→ **Task objective**: Repeat verbatim what the listing holds, but not its pictures.
--- Entries provided Enclosed Below ---
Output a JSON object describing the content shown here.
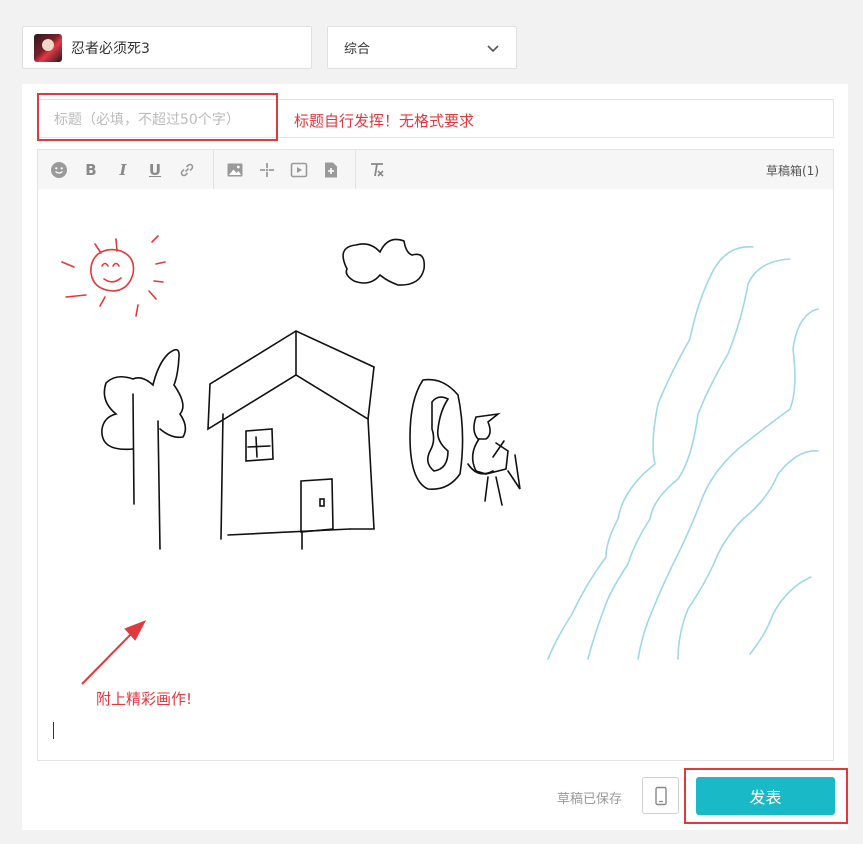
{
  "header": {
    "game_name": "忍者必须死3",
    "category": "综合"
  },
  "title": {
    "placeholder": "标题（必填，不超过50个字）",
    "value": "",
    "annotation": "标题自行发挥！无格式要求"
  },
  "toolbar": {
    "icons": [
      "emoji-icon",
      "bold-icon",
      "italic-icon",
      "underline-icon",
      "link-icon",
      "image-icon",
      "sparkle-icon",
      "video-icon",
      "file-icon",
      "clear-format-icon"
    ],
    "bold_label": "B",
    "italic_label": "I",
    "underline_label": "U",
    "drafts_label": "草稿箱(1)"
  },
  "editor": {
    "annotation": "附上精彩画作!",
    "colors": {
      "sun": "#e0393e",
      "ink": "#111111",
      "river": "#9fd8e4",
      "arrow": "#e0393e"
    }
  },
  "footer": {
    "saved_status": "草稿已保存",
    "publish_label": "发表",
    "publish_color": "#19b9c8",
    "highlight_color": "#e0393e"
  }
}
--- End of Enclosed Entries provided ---
→ **Task answer**:
Output a JSON object describing the content shown here.
{
  "header": {
    "game_name": "忍者必须死3",
    "category": "综合"
  },
  "title": {
    "placeholder": "标题（必填，不超过50个字）",
    "value": "",
    "annotation": "标题自行发挥！无格式要求"
  },
  "toolbar": {
    "icons": [
      "emoji-icon",
      "bold-icon",
      "italic-icon",
      "underline-icon",
      "link-icon",
      "image-icon",
      "sparkle-icon",
      "video-icon",
      "file-icon",
      "clear-format-icon"
    ],
    "bold_label": "B",
    "italic_label": "I",
    "underline_label": "U",
    "drafts_label": "草稿箱(1)"
  },
  "editor": {
    "annotation": "附上精彩画作!",
    "colors": {
      "sun": "#e0393e",
      "ink": "#111111",
      "river": "#9fd8e4",
      "arrow": "#e0393e"
    }
  },
  "footer": {
    "saved_status": "草稿已保存",
    "publish_label": "发表",
    "publish_color": "#19b9c8",
    "highlight_color": "#e0393e"
  }
}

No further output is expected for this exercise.